WHAT TO WORK ON:
Copy out the lines below that hold the word "艾姆勒海外仓".

Top of GIVEN ENTRIES

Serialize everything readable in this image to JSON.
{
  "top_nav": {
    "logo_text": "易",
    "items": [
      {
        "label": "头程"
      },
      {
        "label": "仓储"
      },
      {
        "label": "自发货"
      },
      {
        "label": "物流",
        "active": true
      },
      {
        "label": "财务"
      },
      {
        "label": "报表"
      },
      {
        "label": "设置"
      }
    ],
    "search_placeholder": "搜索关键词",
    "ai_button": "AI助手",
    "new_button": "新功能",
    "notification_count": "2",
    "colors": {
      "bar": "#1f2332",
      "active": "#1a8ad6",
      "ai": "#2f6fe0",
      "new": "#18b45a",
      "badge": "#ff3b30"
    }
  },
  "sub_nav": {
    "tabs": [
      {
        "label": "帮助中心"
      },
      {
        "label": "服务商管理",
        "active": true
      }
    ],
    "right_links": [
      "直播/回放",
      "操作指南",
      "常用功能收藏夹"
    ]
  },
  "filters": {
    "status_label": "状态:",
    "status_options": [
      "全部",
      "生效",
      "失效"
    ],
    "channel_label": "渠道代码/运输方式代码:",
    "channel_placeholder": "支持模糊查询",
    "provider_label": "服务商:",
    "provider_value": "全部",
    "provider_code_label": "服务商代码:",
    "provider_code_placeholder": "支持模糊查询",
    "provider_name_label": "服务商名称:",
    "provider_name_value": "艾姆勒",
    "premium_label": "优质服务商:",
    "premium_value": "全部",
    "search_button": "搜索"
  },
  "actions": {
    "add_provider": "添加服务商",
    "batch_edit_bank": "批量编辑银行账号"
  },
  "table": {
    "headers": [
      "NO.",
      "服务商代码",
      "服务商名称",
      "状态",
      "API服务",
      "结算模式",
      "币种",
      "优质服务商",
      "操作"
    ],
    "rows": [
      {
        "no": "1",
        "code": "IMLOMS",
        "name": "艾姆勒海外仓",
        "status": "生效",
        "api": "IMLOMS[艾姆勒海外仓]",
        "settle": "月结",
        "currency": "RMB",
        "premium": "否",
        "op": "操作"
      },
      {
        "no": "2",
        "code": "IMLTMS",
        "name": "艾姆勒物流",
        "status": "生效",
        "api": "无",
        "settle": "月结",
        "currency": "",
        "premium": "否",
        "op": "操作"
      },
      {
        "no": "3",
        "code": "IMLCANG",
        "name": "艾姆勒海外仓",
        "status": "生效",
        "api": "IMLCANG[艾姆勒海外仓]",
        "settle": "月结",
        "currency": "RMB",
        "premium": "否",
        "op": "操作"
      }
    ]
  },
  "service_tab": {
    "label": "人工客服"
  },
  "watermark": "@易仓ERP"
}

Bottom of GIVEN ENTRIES

TASK OUTPUT:
        "name": "艾姆勒海外仓",
        "api": "IMLOMS[艾姆勒海外仓]",
        "name": "艾姆勒海外仓",
        "api": "IMLCANG[艾姆勒海外仓]",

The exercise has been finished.